■ DATA FOR PROCESSING:
═══

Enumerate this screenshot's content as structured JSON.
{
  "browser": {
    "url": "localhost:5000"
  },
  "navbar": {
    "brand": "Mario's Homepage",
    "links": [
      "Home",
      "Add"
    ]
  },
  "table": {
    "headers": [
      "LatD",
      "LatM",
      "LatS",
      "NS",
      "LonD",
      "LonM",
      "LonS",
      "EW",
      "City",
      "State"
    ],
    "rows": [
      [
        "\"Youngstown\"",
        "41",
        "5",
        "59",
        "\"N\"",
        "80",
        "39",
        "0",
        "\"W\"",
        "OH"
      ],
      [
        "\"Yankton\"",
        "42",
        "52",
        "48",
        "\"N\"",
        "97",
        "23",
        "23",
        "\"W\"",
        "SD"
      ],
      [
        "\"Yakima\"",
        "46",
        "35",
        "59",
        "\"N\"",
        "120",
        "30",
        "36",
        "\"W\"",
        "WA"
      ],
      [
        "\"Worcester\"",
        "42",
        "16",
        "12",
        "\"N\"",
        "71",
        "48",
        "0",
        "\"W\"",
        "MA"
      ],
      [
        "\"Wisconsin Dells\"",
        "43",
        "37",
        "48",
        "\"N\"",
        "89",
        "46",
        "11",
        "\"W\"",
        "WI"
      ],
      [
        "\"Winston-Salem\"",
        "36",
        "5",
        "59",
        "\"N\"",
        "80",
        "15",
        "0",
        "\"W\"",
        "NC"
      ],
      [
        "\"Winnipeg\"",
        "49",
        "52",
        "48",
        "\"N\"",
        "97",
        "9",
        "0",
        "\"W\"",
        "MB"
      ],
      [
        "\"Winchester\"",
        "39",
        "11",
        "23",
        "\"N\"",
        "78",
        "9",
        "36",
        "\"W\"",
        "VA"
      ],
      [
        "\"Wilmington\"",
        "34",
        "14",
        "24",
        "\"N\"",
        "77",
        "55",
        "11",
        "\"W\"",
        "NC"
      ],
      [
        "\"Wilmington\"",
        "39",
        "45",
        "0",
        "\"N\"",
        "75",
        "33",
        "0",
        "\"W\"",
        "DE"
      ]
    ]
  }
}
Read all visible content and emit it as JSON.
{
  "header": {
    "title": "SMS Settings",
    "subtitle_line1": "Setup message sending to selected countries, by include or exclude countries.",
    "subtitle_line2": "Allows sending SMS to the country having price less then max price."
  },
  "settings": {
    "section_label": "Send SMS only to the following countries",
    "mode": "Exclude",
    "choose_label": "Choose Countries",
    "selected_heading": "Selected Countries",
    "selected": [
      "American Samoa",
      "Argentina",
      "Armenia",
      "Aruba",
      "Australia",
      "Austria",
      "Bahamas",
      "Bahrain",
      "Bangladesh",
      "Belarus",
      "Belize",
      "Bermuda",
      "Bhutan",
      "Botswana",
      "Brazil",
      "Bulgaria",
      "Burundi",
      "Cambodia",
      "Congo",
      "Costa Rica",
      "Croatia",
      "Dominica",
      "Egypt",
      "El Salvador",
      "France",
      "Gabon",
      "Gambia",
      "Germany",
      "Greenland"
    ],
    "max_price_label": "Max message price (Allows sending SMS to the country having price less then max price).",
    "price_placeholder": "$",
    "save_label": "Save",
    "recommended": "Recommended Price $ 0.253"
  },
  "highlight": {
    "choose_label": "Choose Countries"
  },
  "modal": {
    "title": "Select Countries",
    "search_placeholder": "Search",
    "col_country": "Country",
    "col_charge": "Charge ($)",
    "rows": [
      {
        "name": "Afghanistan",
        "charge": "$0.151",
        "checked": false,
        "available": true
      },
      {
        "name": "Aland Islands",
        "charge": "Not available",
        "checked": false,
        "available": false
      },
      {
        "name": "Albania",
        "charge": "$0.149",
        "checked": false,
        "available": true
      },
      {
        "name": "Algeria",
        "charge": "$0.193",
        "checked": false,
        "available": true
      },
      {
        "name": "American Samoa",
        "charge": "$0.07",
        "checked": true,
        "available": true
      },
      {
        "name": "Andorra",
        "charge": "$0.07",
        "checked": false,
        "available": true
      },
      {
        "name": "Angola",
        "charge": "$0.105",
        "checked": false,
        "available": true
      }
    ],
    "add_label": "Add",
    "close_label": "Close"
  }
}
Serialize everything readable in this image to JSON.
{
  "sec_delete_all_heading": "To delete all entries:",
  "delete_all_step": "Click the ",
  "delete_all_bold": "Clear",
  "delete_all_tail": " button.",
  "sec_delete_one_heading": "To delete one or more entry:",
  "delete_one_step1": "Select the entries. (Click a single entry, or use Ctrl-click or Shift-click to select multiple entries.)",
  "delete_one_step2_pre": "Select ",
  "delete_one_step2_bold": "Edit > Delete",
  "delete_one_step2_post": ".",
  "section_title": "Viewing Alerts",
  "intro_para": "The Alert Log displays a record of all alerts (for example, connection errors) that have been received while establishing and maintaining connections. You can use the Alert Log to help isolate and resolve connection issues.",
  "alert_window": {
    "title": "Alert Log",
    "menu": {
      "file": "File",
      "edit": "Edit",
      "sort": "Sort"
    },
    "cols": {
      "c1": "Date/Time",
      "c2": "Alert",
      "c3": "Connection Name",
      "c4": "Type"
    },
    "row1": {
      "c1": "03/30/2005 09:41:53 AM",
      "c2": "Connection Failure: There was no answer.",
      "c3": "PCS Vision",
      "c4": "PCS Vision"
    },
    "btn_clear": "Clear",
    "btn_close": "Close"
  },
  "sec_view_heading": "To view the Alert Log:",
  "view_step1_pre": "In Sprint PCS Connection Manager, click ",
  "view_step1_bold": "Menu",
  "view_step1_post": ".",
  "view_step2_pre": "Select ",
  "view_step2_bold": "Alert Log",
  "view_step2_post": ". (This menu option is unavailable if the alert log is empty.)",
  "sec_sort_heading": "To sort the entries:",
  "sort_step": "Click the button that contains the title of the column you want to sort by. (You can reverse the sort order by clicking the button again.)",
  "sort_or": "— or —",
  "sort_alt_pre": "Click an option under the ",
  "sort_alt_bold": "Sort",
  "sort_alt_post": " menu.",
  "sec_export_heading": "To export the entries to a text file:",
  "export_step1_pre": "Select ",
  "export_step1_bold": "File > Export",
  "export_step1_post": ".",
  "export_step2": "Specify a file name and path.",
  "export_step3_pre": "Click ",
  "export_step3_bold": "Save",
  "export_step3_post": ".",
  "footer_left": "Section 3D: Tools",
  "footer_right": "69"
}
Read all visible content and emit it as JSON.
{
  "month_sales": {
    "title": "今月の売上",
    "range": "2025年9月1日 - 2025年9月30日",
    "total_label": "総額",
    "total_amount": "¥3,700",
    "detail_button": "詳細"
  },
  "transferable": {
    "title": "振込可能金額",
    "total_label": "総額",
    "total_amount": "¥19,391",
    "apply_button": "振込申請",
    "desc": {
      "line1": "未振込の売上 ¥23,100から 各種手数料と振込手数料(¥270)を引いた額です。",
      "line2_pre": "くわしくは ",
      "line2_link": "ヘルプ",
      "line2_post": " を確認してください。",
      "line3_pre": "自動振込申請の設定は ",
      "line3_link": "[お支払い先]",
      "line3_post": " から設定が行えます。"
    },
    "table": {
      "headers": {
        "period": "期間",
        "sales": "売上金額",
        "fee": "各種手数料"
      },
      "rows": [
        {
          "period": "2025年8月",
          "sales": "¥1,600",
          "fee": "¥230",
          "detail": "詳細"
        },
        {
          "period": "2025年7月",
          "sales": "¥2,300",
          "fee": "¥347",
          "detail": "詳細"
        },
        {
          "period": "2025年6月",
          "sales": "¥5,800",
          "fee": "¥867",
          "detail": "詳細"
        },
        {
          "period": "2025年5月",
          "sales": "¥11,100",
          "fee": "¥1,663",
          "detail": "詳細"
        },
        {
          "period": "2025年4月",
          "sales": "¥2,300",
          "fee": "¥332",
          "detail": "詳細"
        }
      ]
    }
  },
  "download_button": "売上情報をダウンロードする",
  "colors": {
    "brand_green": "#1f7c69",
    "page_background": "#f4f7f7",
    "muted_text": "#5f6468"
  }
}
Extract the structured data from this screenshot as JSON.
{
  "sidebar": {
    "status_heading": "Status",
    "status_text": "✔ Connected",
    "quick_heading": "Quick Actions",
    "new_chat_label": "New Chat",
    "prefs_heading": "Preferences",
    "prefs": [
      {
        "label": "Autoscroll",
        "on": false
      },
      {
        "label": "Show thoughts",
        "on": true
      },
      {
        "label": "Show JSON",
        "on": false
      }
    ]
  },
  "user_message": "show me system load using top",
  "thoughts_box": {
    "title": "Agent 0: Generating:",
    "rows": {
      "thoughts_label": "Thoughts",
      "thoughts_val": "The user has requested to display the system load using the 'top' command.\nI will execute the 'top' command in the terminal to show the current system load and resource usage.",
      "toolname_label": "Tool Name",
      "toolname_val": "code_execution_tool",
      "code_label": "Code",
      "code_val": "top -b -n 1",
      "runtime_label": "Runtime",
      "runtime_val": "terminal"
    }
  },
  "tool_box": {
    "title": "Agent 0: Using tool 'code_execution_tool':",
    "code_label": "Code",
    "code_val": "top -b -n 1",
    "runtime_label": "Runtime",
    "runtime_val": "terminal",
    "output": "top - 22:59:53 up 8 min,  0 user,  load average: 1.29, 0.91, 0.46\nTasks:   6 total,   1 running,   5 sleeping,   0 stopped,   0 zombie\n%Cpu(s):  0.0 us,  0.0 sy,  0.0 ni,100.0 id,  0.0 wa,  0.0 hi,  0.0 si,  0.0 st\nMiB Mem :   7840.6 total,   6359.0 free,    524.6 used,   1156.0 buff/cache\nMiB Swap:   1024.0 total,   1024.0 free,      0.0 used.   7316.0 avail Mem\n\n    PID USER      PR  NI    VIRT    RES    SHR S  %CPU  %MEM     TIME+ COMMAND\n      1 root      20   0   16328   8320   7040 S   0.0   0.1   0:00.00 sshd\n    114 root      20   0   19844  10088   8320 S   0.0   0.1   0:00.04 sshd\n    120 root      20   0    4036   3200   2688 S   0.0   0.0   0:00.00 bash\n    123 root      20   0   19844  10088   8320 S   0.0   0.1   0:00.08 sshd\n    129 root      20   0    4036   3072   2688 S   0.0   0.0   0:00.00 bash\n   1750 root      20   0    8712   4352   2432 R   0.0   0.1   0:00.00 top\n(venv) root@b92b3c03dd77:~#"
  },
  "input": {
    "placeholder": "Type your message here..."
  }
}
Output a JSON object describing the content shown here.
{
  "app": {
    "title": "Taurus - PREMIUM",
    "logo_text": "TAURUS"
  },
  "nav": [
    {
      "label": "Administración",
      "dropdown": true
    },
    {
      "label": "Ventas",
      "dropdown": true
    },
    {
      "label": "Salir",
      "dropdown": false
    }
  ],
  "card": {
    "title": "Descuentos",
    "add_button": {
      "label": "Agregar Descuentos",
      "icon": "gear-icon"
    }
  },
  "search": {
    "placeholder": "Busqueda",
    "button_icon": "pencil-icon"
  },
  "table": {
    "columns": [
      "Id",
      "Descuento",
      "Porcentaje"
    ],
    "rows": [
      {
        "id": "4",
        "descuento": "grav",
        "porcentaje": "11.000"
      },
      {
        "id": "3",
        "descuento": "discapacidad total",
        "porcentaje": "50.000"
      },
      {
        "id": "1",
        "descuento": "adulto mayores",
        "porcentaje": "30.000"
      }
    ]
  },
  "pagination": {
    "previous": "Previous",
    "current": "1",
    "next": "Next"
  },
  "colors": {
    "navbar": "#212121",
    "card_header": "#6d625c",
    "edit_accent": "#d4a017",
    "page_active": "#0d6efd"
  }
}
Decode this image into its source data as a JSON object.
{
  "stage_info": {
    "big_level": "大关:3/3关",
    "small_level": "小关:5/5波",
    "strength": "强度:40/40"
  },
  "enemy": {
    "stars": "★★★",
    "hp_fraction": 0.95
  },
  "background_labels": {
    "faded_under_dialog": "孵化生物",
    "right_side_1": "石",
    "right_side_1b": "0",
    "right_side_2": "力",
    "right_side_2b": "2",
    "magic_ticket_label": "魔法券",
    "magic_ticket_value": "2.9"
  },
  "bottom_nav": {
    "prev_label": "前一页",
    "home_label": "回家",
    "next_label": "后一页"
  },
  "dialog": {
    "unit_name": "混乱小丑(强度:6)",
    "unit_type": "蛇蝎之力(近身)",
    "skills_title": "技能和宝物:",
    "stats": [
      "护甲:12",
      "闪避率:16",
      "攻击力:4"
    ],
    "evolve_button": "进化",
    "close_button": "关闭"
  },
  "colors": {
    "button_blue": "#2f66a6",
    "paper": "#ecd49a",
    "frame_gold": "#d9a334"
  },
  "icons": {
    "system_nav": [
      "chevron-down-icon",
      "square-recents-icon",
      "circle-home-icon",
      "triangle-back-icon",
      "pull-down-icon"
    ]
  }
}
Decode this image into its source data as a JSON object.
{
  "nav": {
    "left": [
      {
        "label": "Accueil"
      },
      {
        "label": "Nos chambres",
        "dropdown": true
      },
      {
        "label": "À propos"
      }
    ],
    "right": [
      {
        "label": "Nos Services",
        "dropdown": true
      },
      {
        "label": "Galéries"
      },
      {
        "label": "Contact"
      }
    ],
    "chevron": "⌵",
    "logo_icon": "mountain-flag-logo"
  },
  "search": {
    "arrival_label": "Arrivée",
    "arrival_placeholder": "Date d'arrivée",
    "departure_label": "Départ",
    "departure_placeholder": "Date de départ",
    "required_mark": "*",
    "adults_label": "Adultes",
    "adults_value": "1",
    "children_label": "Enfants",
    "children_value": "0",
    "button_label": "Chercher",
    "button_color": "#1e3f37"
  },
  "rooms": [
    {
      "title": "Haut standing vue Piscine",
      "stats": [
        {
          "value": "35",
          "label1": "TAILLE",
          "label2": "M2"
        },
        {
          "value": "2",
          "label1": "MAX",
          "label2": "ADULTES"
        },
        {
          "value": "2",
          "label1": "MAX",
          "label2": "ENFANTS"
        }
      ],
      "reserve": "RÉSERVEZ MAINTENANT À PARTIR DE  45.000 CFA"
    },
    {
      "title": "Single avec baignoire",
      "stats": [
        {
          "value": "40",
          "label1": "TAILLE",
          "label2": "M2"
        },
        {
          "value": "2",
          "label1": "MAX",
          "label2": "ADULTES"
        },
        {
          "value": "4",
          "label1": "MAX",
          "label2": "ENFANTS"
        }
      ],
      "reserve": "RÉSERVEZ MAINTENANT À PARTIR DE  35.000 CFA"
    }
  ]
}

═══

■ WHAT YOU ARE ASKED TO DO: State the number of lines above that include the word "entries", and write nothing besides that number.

■ WRITTEN RESPONSE: 4